Many rosacea sufferers know how important it is to avoid triggers and stick to a routine to reduce the risk of flare-ups of symptoms. However, a change in weather can bring special challenges. Here are some tips to help ensure that your fall is flare-up free.
As temperatures change and winds pick up, it’s a good idea to have sweaters and hooded jackets at the ready. We usually think of hot weather triggering rosacea symptoms, but cold weather and wind are also cited as triggers by many patients
. Dressing in layers means you’ll be prepared no matter if the day is unseasonably warm or particularly chilly.
Top things off with a hat:
It might seem like sunburn isn’t a concern anymore, but you shouldn’t let your guard down. Continue to use a facial sunscreen
and shade your face with a ball cap or brimmed hat if you’re going to be spending an extended period of time outside. For sunscreen, choose a gentle formulation with an SPF of 30 or higher that contains zinc or titanium dioxide and delivers both UVA and UVB protection.
Take breaks: If you’re spending a couple of hours outside, whether you’re cheering at a soccer game, picking apples or enjoying a picnic, think about taking a break to go inside every few hours.
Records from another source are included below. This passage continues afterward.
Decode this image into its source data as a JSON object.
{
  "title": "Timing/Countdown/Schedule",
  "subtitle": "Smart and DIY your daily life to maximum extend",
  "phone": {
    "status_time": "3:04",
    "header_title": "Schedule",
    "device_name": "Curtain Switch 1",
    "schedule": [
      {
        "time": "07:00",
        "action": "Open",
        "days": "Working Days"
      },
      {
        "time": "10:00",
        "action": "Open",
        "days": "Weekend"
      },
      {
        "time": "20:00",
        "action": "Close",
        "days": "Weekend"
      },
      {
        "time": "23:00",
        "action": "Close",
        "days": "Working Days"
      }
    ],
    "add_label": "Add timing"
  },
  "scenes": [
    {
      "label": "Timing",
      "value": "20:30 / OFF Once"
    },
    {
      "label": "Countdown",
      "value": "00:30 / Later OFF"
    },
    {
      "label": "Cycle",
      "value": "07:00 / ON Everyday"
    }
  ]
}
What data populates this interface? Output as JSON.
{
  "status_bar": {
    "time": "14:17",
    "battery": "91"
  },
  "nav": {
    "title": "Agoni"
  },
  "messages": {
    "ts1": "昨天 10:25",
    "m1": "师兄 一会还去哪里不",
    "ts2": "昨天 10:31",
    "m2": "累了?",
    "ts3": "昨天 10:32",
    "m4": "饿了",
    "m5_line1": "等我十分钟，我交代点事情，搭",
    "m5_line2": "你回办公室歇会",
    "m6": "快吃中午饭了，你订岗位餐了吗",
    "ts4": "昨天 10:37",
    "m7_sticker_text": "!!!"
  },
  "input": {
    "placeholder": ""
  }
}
This will give you a chance to reapply sunscreen, grab extra clothing and check if you’re developing a sun or windburn.
Avoid hot drinks:
Coffee, lattes, cider, cocoa and tea are everywhere, but beware: liquids heated to 140 degrees have been found by researchers to cause facial flushing
. Wait for drinks to cool a bit, or stick to iced varieties to be safe.
Avoid hot spices: Chili cookoffs and tailgate parties offer up steaming, spicy soups and other dishes that might be very tempting on a brisk autumn day. However, it’s important to know your rosacea triggers. In a survey, almost half of rosacea patients said hot spicy foods cause their symptoms to flare up.
Bring a scarf:
Having a scarf handy is always a good idea. If it’s unexpectedly windy or cold, wrap the scarf around your neck and cheeks to protect your face from blustery irritation. How many ways can you tie a scarf
Take your medicine: Don’t forget your medicine. It’s important to keep using your medication in order to help maintain remission of symptoms.